Task material Block Start
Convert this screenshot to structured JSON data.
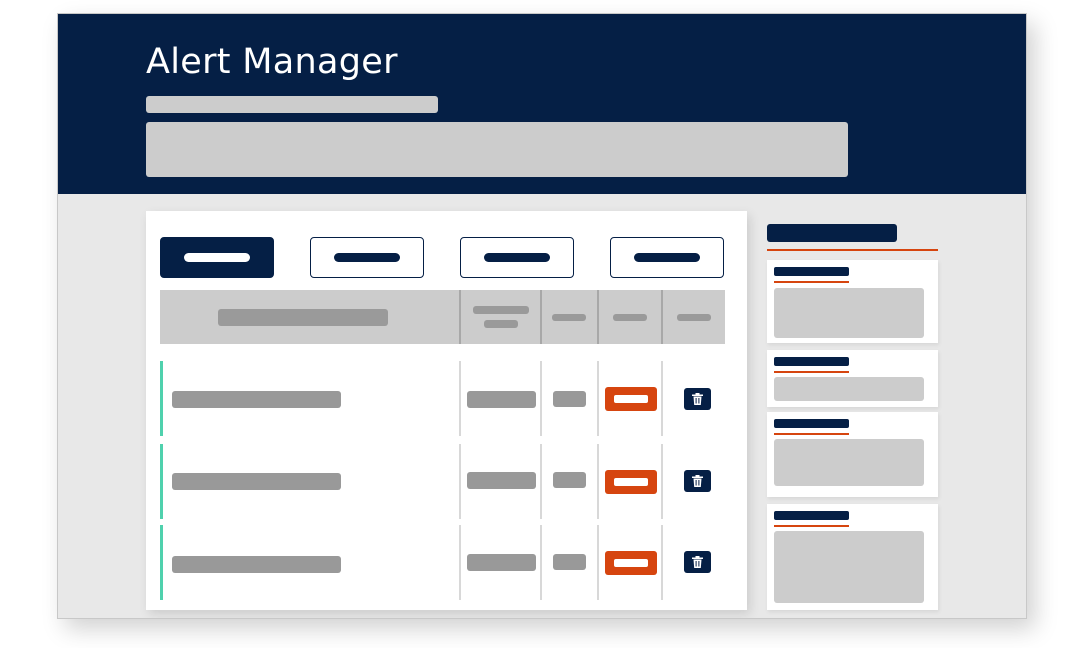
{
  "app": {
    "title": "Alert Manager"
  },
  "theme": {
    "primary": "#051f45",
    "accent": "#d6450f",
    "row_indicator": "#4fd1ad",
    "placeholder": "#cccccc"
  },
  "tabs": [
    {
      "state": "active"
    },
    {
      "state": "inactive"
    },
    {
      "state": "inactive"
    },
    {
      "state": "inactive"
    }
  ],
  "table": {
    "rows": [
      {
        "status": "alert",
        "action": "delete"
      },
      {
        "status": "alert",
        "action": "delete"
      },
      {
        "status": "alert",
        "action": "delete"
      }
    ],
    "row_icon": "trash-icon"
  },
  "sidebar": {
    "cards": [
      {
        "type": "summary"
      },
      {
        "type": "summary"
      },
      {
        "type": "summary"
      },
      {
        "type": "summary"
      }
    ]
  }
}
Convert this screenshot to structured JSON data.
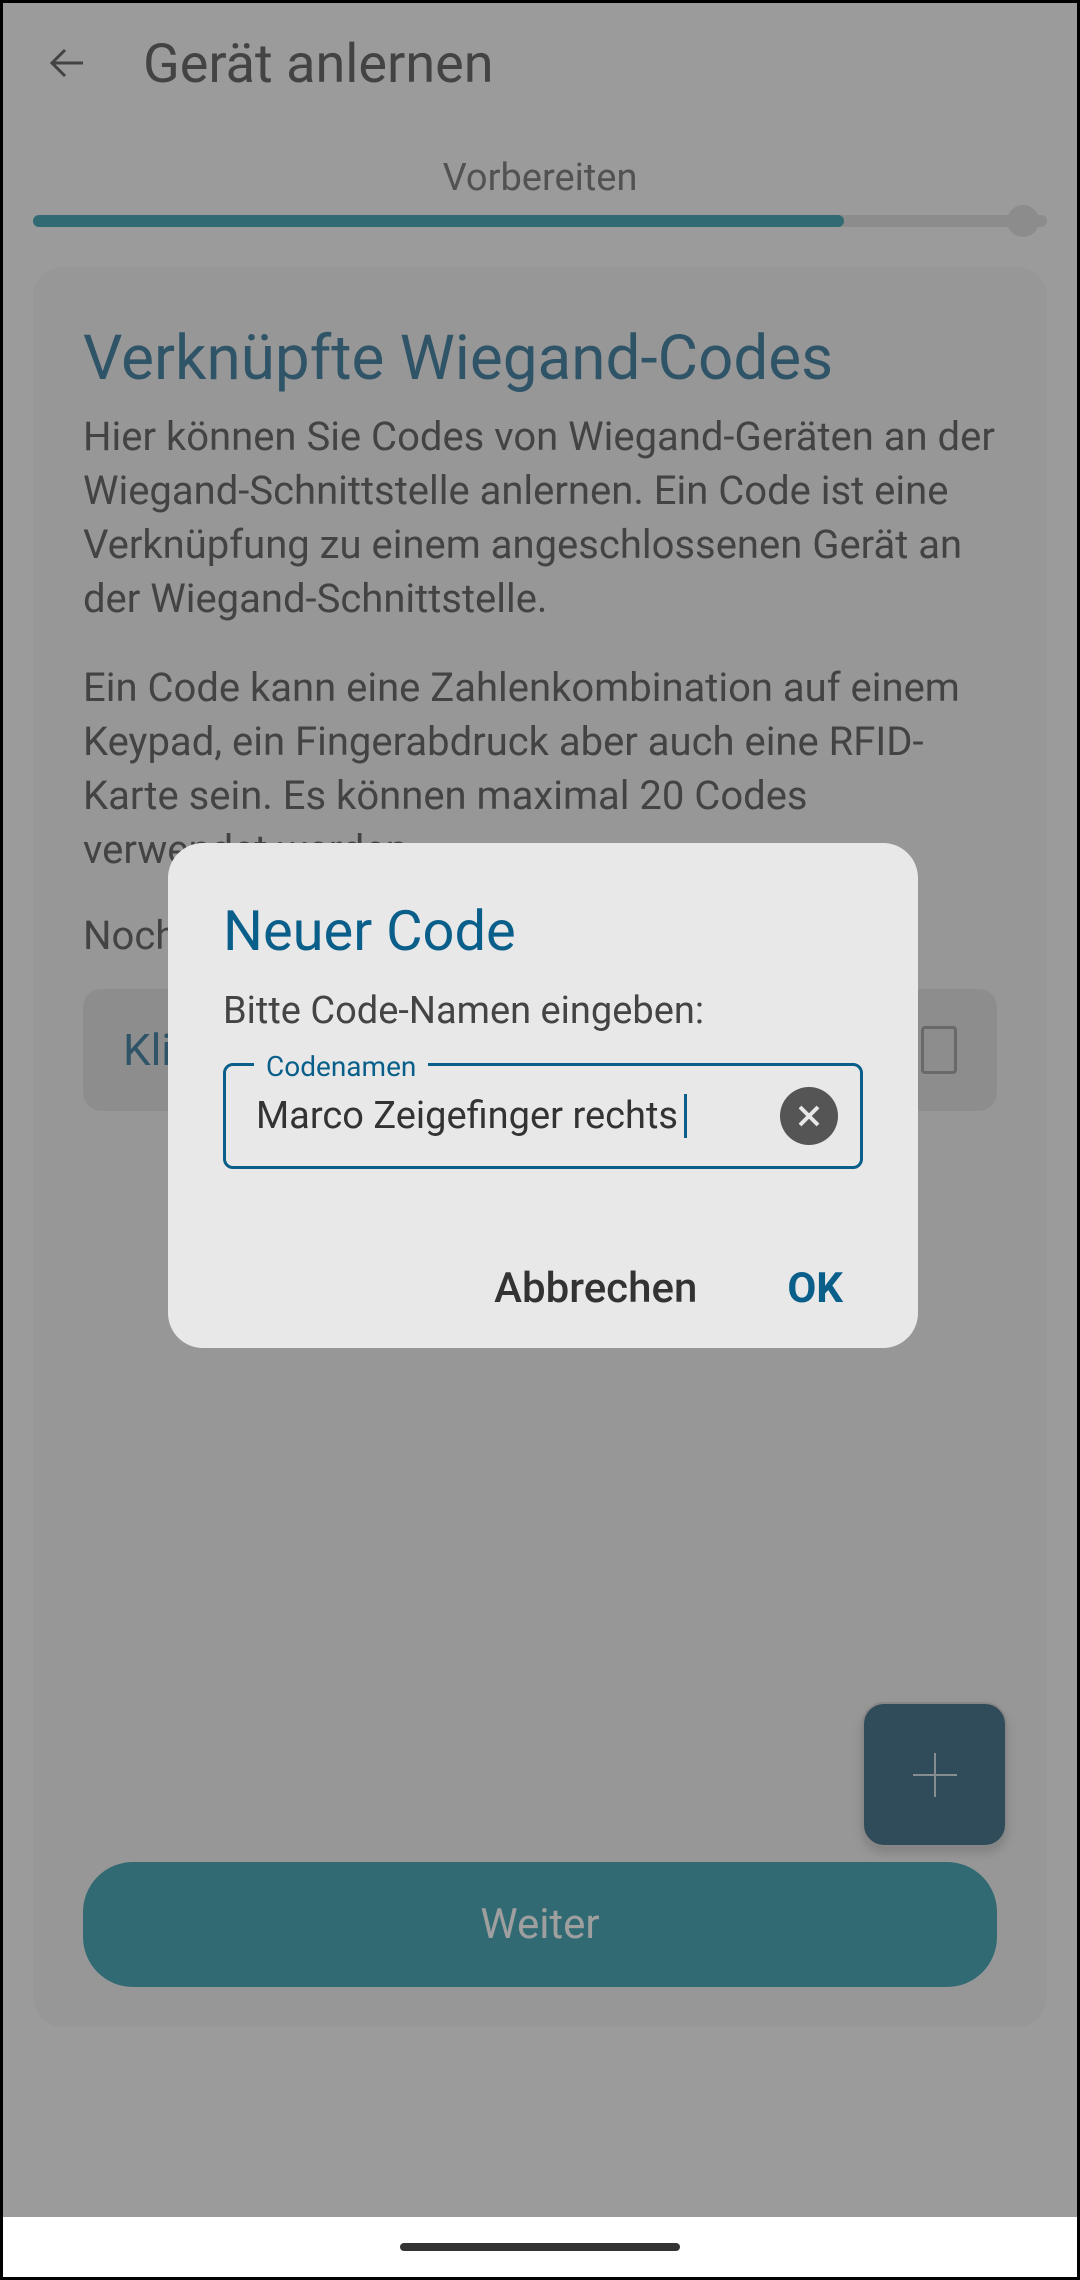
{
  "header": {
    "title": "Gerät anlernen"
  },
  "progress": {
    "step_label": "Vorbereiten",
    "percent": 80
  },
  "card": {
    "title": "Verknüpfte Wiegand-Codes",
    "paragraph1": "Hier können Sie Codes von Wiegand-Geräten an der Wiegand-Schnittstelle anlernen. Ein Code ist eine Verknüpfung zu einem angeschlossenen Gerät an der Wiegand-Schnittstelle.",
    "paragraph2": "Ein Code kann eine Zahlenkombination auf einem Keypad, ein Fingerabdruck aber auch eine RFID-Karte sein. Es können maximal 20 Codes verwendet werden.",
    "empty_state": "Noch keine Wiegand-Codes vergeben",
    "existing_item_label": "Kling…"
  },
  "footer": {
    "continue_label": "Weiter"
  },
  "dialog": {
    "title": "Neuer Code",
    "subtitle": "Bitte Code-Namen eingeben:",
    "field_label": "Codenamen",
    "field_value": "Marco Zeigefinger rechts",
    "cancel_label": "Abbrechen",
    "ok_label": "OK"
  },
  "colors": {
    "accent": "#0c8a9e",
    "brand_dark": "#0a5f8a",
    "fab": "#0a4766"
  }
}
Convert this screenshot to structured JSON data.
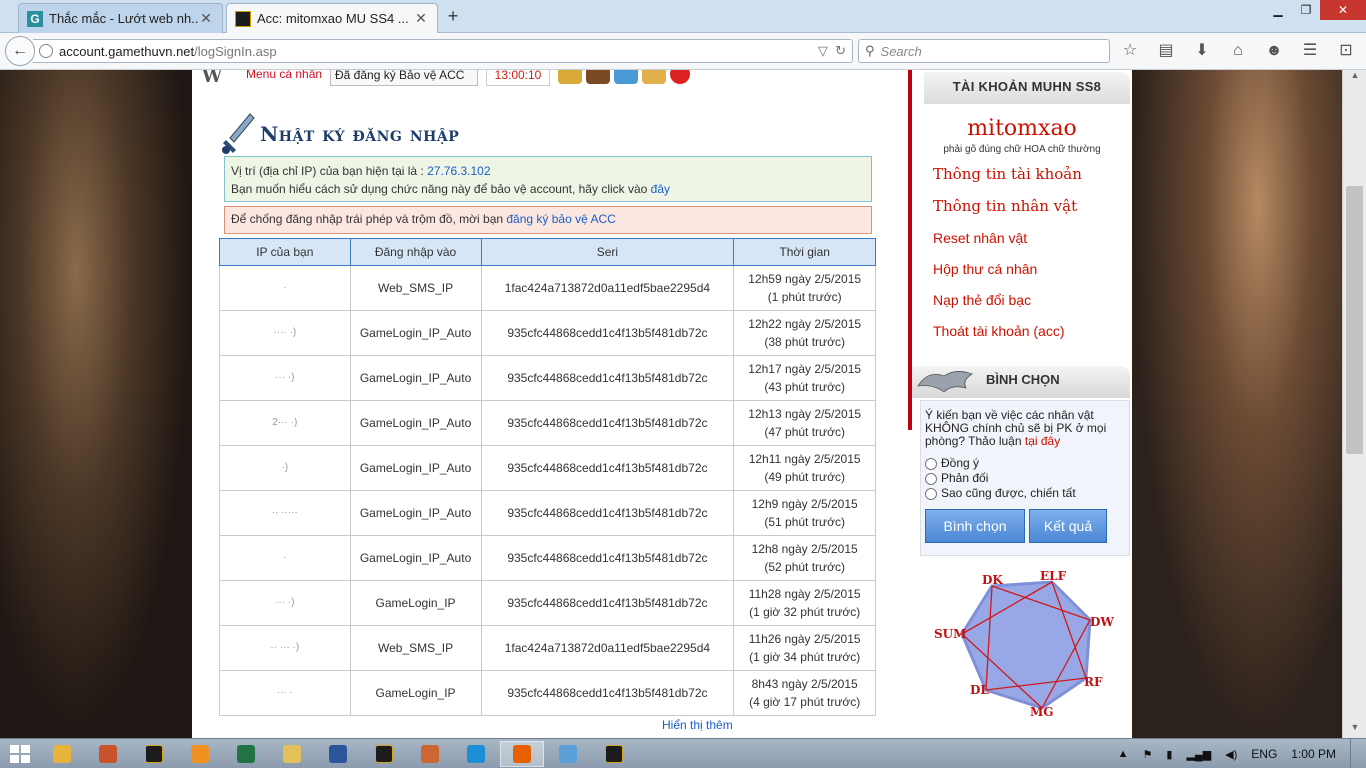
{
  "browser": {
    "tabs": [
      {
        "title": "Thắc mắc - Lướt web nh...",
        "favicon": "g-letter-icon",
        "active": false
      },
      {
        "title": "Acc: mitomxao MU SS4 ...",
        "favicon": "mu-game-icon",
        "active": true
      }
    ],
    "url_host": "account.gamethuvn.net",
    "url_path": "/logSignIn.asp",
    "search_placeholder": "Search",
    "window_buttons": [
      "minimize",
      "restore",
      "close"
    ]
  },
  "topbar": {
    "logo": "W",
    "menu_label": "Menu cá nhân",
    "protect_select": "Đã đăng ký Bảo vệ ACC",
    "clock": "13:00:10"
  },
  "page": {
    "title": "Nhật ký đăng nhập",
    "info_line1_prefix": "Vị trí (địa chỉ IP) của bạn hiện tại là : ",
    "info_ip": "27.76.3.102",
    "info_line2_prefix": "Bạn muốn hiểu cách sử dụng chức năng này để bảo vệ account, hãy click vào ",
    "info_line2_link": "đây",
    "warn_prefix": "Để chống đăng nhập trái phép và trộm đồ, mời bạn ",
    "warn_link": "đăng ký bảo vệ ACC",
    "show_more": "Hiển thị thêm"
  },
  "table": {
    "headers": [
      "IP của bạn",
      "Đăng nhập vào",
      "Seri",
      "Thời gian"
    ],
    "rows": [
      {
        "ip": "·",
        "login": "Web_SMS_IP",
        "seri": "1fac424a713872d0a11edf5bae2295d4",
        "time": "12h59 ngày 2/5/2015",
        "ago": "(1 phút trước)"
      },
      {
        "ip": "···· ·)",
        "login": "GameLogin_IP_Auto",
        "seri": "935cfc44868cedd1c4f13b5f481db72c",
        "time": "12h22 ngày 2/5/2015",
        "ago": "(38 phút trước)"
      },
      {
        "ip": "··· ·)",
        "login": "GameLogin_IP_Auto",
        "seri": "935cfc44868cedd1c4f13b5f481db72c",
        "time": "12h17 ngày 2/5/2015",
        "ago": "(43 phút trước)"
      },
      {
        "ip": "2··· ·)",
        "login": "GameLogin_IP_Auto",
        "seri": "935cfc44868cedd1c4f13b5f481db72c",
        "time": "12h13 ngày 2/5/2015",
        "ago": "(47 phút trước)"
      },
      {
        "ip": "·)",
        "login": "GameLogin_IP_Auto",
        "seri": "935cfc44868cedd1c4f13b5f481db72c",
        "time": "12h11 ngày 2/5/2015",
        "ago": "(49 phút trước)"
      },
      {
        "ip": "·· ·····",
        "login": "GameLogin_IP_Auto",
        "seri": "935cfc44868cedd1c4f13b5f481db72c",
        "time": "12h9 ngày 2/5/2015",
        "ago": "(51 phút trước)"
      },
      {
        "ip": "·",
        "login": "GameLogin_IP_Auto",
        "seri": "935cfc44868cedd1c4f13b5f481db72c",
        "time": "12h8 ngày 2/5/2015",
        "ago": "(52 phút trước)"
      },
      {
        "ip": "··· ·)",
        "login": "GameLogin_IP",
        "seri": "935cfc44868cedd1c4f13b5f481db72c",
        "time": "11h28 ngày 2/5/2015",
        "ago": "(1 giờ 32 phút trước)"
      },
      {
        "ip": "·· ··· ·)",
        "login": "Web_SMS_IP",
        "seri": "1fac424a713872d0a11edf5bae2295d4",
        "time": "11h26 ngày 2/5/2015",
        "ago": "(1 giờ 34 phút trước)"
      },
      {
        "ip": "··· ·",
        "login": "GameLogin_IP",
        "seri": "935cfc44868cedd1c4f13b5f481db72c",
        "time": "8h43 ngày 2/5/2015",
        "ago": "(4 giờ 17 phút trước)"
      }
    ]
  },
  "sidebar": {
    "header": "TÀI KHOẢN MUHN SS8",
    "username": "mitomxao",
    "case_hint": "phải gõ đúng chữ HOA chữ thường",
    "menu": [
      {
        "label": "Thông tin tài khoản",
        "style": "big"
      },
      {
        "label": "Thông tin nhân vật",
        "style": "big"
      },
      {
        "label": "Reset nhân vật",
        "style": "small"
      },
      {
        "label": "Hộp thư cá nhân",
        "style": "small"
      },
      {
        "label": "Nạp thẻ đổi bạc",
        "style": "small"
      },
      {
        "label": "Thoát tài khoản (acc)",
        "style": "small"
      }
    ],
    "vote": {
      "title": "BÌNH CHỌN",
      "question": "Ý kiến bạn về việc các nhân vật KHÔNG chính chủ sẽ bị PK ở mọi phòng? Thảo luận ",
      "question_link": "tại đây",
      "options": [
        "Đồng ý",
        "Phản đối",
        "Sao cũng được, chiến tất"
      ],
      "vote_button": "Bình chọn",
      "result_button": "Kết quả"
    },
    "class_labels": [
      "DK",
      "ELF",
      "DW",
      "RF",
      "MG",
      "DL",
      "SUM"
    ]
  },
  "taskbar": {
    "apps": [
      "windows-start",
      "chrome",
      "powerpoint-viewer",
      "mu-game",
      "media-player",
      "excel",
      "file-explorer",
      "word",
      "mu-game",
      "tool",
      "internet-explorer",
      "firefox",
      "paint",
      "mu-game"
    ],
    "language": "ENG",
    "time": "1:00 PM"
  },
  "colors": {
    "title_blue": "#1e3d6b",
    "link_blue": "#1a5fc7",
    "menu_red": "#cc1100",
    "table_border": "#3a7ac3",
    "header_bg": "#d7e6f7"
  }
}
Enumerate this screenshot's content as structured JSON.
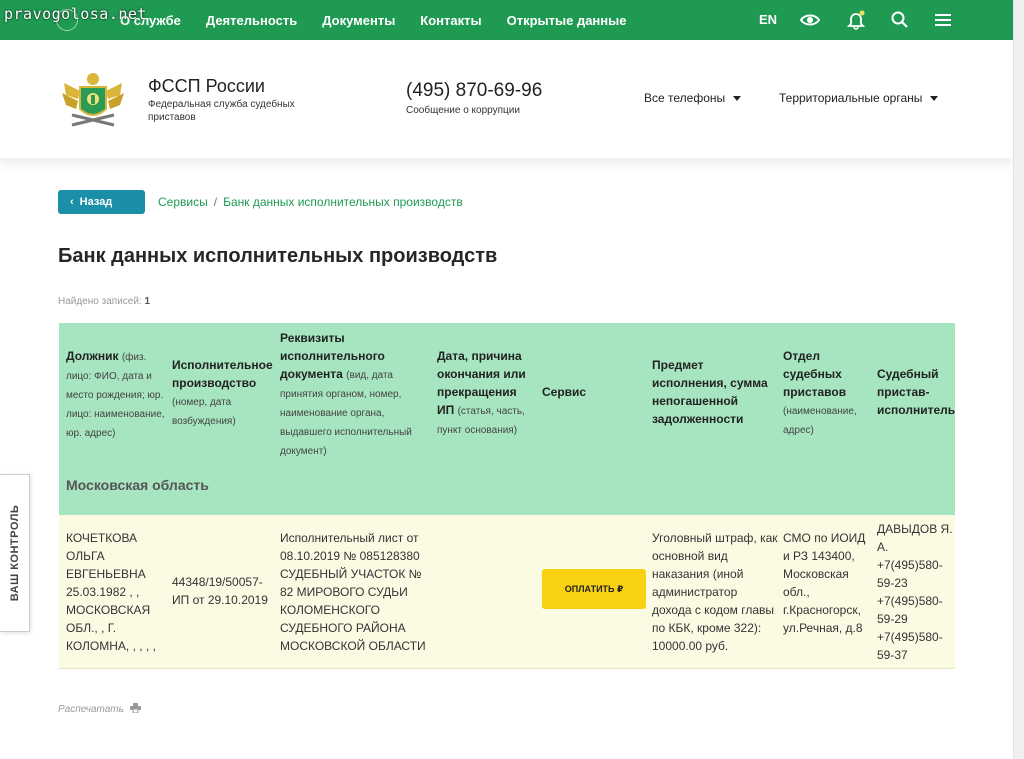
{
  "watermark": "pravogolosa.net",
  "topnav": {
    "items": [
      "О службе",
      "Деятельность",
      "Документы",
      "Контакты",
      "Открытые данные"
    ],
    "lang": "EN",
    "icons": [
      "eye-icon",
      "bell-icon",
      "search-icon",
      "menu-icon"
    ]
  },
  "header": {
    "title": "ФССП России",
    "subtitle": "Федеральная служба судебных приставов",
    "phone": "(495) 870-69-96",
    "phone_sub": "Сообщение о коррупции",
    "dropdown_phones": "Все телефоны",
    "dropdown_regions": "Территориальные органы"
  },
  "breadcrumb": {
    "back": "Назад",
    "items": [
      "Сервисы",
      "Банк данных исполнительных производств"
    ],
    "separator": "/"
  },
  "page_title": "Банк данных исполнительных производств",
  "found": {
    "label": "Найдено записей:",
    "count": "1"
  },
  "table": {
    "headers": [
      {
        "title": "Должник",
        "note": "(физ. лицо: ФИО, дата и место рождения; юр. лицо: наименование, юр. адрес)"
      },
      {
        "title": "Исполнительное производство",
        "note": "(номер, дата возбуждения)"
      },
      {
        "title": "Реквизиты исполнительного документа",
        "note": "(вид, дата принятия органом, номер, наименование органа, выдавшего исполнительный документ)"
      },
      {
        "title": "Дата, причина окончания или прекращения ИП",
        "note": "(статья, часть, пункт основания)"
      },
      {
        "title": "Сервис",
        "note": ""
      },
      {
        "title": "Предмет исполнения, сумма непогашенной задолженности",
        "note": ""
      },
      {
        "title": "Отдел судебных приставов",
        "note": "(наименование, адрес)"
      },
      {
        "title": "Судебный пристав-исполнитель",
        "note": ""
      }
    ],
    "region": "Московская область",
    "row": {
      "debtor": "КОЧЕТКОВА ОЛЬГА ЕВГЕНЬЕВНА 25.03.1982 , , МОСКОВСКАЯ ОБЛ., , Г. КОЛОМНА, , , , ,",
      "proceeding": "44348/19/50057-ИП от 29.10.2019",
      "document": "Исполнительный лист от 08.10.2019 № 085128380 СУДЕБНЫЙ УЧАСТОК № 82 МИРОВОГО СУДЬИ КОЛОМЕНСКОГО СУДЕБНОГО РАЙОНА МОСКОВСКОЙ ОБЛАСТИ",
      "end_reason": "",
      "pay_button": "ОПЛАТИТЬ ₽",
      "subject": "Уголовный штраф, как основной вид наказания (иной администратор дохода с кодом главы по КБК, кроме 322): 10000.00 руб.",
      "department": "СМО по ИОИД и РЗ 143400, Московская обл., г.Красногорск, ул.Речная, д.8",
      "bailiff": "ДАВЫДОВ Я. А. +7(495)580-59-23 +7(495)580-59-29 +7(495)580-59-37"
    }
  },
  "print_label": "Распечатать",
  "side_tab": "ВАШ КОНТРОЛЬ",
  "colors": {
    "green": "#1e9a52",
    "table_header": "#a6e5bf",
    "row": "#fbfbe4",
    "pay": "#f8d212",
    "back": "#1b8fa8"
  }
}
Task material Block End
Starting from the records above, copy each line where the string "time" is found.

■ Final answer
        "time": "12h59 ngày 2/5/2015",
        "time": "12h22 ngày 2/5/2015",
        "time": "12h17 ngày 2/5/2015",
        "time": "12h13 ngày 2/5/2015",
        "time": "12h11 ngày 2/5/2015",
        "time": "12h9 ngày 2/5/2015",
        "time": "12h8 ngày 2/5/2015",
        "time": "11h28 ngày 2/5/2015",
        "time": "11h26 ngày 2/5/2015",
        "time": "8h43 ngày 2/5/2015",
    "time": "1:00 PM"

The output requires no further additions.